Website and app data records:
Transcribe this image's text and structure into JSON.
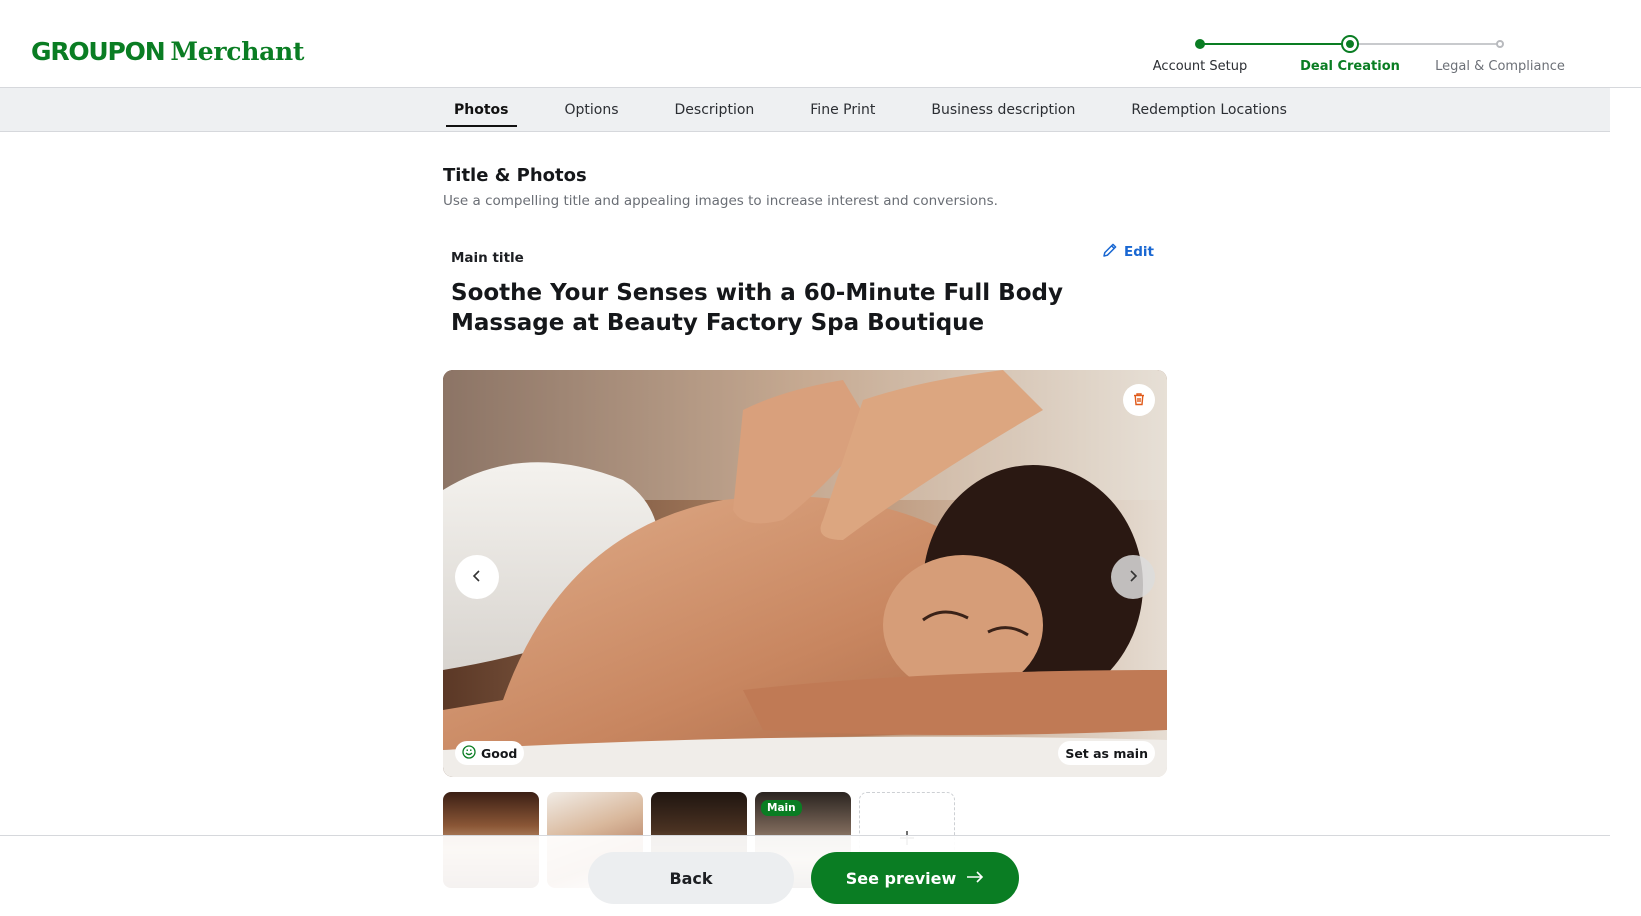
{
  "header": {
    "logo_brand": "GROUPON",
    "logo_suffix": "Merchant",
    "steps": [
      {
        "label": "Account Setup",
        "state": "complete"
      },
      {
        "label": "Deal Creation",
        "state": "current"
      },
      {
        "label": "Legal & Compliance",
        "state": "upcoming"
      }
    ]
  },
  "tabs": [
    {
      "label": "Photos",
      "active": true
    },
    {
      "label": "Options",
      "active": false
    },
    {
      "label": "Description",
      "active": false
    },
    {
      "label": "Fine Print",
      "active": false
    },
    {
      "label": "Business description",
      "active": false
    },
    {
      "label": "Redemption Locations",
      "active": false
    }
  ],
  "section": {
    "title": "Title & Photos",
    "subtitle": "Use a compelling title and appealing images to increase interest and conversions."
  },
  "main_title": {
    "label": "Main title",
    "edit_label": "Edit",
    "value": "Soothe Your Senses with a 60-Minute Full Body Massage at Beauty Factory Spa Boutique"
  },
  "hero": {
    "quality_label": "Good",
    "set_main_label": "Set as main"
  },
  "thumbnails": {
    "main_tag": "Main",
    "add_symbol": "+"
  },
  "footer": {
    "back_label": "Back",
    "preview_label": "See preview"
  },
  "colors": {
    "brand_green": "#0a7d23",
    "link_blue": "#1967d2",
    "trash_orange": "#e05a1a"
  },
  "icons": {
    "edit": "pencil-icon",
    "trash": "trash-icon",
    "prev": "chevron-left-icon",
    "next": "chevron-right-icon",
    "quality": "smiley-icon",
    "add": "plus-icon",
    "preview_arrow": "arrow-right-icon"
  }
}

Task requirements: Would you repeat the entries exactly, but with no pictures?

Result below:
Transcribe this image's text and structure into JSON.
{
  "header": {
    "logo_brand": "GROUPON",
    "logo_suffix": "Merchant",
    "steps": [
      {
        "label": "Account Setup",
        "state": "complete"
      },
      {
        "label": "Deal Creation",
        "state": "current"
      },
      {
        "label": "Legal & Compliance",
        "state": "upcoming"
      }
    ]
  },
  "tabs": [
    {
      "label": "Photos",
      "active": true
    },
    {
      "label": "Options",
      "active": false
    },
    {
      "label": "Description",
      "active": false
    },
    {
      "label": "Fine Print",
      "active": false
    },
    {
      "label": "Business description",
      "active": false
    },
    {
      "label": "Redemption Locations",
      "active": false
    }
  ],
  "section": {
    "title": "Title & Photos",
    "subtitle": "Use a compelling title and appealing images to increase interest and conversions."
  },
  "main_title": {
    "label": "Main title",
    "edit_label": "Edit",
    "value": "Soothe Your Senses with a 60-Minute Full Body Massage at Beauty Factory Spa Boutique"
  },
  "hero": {
    "quality_label": "Good",
    "set_main_label": "Set as main"
  },
  "thumbnails": {
    "main_tag": "Main",
    "add_symbol": "+"
  },
  "footer": {
    "back_label": "Back",
    "preview_label": "See preview"
  },
  "colors": {
    "brand_green": "#0a7d23",
    "link_blue": "#1967d2",
    "trash_orange": "#e05a1a"
  },
  "icons": {
    "edit": "pencil-icon",
    "trash": "trash-icon",
    "prev": "chevron-left-icon",
    "next": "chevron-right-icon",
    "quality": "smiley-icon",
    "add": "plus-icon",
    "preview_arrow": "arrow-right-icon"
  }
}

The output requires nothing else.